* [Dataset]:
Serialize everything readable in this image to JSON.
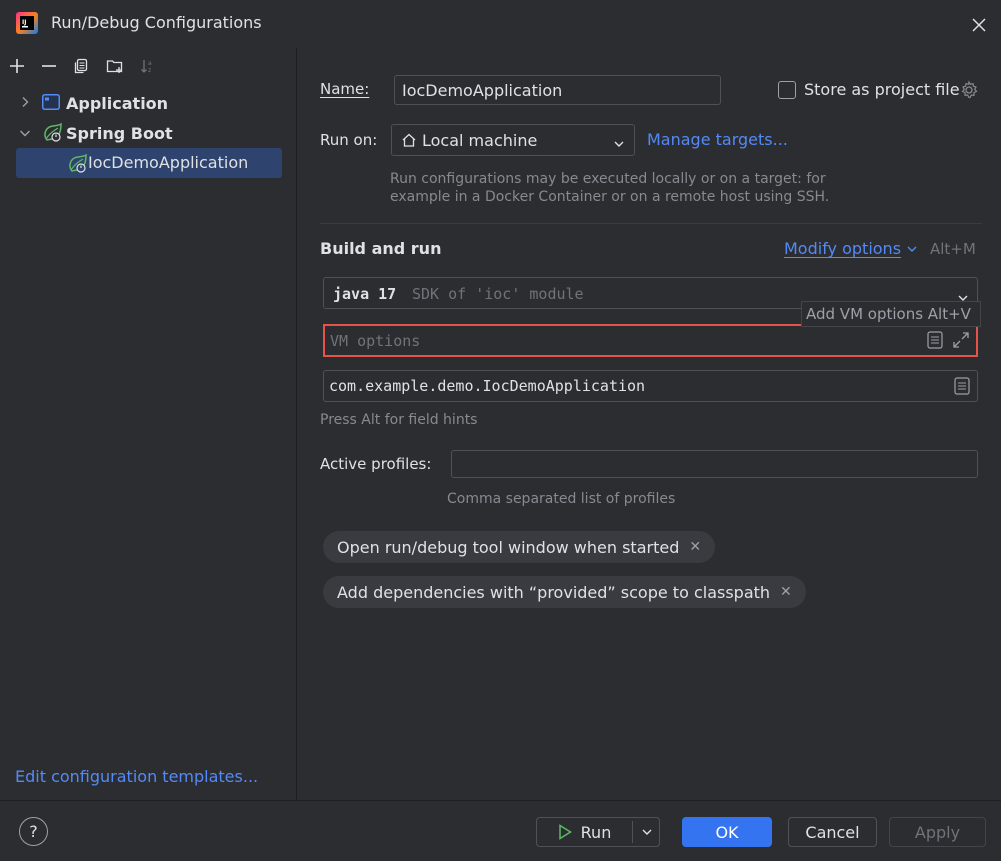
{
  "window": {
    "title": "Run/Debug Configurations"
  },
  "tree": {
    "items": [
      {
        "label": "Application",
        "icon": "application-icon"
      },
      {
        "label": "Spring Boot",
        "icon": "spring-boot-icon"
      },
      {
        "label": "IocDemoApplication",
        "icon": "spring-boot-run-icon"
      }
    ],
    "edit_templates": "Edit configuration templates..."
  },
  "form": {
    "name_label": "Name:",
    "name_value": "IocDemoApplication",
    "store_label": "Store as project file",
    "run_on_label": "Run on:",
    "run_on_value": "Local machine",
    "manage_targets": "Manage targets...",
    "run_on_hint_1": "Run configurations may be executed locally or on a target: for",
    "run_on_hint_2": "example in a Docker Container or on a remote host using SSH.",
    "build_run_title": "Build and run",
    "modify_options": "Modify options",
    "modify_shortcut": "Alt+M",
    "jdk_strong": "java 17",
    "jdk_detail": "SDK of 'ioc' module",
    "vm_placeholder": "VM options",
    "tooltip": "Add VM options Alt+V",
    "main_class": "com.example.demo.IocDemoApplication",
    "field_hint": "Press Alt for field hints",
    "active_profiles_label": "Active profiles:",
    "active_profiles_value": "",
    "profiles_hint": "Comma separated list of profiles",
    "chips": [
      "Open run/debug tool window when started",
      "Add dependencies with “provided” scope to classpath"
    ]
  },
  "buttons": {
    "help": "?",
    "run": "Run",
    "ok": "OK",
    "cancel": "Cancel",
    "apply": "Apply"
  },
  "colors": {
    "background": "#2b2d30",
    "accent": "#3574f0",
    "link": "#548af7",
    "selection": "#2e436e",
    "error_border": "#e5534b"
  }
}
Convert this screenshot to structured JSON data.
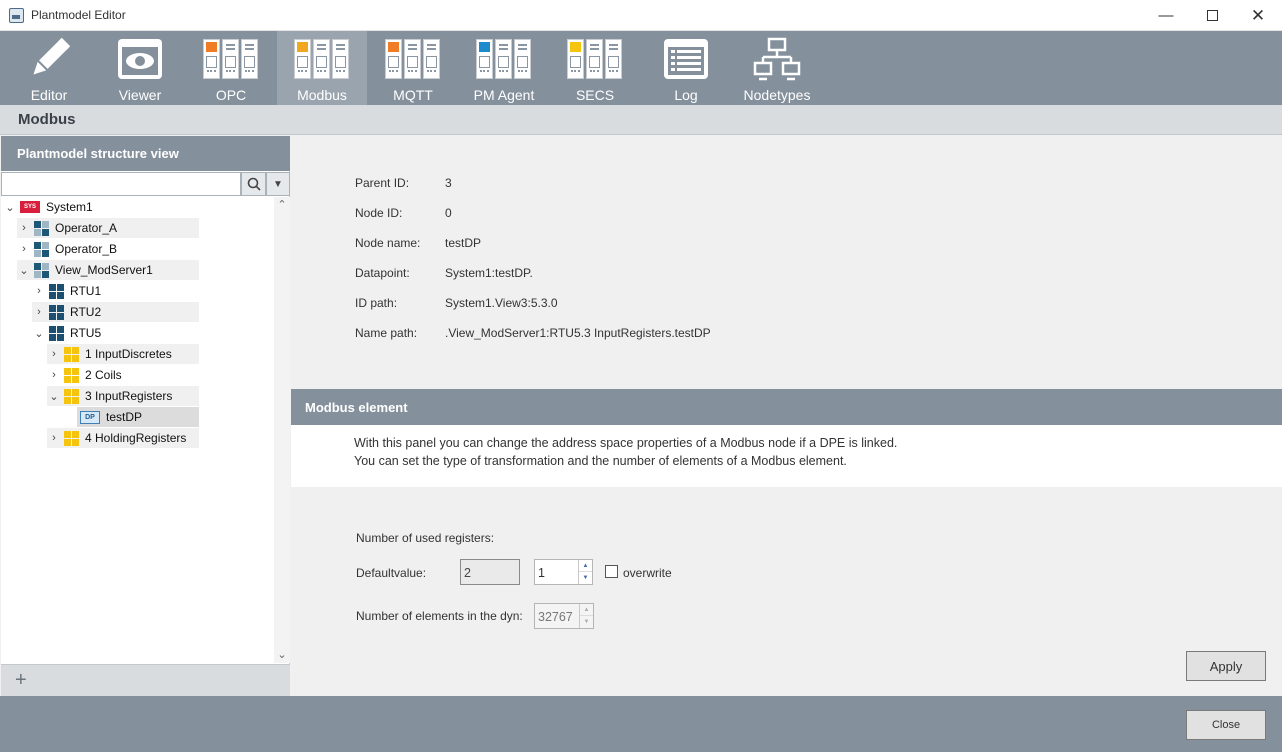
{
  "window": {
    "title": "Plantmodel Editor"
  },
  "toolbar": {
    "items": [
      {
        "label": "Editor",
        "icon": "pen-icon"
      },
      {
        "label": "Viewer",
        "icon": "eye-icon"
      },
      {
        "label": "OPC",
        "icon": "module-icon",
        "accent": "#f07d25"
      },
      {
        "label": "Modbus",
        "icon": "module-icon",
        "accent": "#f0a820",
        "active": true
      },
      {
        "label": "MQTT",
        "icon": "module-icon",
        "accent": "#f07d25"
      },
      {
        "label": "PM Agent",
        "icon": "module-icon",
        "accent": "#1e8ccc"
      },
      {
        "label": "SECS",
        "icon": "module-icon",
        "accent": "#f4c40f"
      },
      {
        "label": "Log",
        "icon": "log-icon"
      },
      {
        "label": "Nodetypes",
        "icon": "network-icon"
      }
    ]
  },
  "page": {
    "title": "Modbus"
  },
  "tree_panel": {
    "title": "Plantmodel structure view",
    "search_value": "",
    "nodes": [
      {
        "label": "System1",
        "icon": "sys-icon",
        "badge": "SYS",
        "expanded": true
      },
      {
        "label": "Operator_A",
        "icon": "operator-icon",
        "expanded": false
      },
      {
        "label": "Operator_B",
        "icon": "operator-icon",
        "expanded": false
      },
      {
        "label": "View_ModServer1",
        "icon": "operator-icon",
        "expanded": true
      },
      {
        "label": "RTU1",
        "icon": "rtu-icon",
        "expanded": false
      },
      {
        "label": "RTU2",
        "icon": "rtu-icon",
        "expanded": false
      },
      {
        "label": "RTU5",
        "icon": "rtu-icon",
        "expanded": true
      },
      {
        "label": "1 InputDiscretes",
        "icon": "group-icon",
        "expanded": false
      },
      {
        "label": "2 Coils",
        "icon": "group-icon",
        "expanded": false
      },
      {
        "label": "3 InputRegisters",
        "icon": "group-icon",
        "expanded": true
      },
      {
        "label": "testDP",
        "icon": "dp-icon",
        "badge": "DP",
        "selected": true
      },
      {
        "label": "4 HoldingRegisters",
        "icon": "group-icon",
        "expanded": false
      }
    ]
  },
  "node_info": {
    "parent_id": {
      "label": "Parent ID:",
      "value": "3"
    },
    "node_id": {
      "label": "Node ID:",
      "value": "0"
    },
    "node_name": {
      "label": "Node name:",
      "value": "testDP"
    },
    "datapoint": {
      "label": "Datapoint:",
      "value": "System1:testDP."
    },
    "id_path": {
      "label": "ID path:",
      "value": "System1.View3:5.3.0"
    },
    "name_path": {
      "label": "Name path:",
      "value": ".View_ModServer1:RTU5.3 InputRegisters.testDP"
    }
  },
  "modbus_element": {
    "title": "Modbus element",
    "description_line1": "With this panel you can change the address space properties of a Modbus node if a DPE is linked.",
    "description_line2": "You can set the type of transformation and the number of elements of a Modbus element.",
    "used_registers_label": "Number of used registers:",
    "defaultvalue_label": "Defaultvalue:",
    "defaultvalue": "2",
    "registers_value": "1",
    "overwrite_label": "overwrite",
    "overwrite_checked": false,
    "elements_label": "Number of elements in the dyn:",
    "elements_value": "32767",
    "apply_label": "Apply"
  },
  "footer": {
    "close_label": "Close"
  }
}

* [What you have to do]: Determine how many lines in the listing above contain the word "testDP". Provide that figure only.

* [Response to the task]: 4